When you transplant the seedlings, give them a starter fertiliser. Pepper seedlings grow best when frost is passed and night temperatures remain above 12.8 degrees Celsius. If weather is cold, the plants may grow very slowly. Leaves may yellow and blossoms drop. Using raised beds with good drainage and well-nourished soil covered with mulch may help very young plants.
- When you transplant the seedlings, give them a starter fertiliser.
- Using raised beds with good drainage and well-nourished soil covered with mulch may help very young plants.
Weather conditions can affect pepper plants. If weather is very cold early in the season, it can prevent fruit from developing even on large, dark green plants. Later in the season, dry, hot winds during the day and nights that remain above 21.1 degrees Celsius may prevent the formation of fruit.
When fruits first form, apply a supplement of fertiliser. Moisture applied uniformly helps prevent loss of the fruit before full maturity. Dry hot winds can take a toll on peppers, so watering uniformly is essential—especially when the plants approach or are in harvest.
Sweet peppers are often harvested in an immature state while hot peppers are often harvested red and ripe. The choice depends on the type of cuisine desired. Mature fruit breaks off the plant easily, but cutting the fruit is likely to damage the plant.
Sweet varieties grow to harvest as follows: Gypsy peppers take about 65 days. Bell peppers are harvestable in about 70 days. Hot peppers, such as cayenne and jalapeño, can ripen in 70 days. Red chilli peppers may take longer, about 84 days. Sweet peppers, such as green bell peppers, can be harvested from July to October in warmer climates. Summers that are long, dry and hot produce flavourful hot chilli peppers.
- Sweet peppers are often harvested in an immature state while hot peppers are often harvested red and ripe.
- Sweet varieties grow to harvest as follows: Gypsy peppers take about 65 days.
Pepper plants, unless they are resistant, can develop tobacco mosaic disease. If you smoke or handle tobacco, wash with soapy water before you handle pepper plants.
- Pepper plants, unless they are resistant, can develop tobacco mosaic disease.

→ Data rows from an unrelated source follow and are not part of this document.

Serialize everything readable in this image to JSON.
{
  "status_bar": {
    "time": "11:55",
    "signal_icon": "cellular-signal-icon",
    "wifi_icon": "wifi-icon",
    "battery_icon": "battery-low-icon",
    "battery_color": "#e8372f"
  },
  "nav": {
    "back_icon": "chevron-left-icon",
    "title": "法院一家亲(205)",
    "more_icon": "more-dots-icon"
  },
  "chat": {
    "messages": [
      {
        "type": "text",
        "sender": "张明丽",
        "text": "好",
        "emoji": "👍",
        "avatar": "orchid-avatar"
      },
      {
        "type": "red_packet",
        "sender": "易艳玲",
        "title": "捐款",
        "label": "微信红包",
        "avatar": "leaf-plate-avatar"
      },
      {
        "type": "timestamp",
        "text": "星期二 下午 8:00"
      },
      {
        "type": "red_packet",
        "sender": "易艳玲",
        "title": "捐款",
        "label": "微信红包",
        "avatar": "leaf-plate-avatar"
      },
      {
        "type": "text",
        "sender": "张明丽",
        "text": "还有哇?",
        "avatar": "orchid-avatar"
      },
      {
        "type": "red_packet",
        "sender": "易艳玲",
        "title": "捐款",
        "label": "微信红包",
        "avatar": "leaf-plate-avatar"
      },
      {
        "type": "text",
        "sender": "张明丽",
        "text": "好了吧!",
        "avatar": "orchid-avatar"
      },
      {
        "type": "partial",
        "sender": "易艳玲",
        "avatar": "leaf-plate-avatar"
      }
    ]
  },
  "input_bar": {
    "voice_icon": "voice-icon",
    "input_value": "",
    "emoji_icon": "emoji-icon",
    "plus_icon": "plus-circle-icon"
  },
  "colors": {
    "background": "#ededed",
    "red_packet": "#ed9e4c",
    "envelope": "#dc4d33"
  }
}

Aphids can accumulate on the undersides of leaves. Spray with appropriate insecticide.
Bacterial diseases can also affect pepper plants. Before purchasing plants, check for spots on leaves and cankers on stems.
Peppers may be affected with blossom end rot, a condition that results in dry, blackened, sunken ends on the fruit. The condition is usually related to a need for watering with regularity. Mulching and irrigation should help prevent the condition.
Arizona-based Mary Schultz has contributed articles about family, health, home improvement, agriculture and travel to newspapers and magazines. For over three award-winning decades as a marketing writer, Schultz has focused on technology, financial and insurance services and products, medical care, health and fitness, community heritage, tourism and charitable causes. She holds a Bachelor of Arts, honors English, from California State University, Northridge.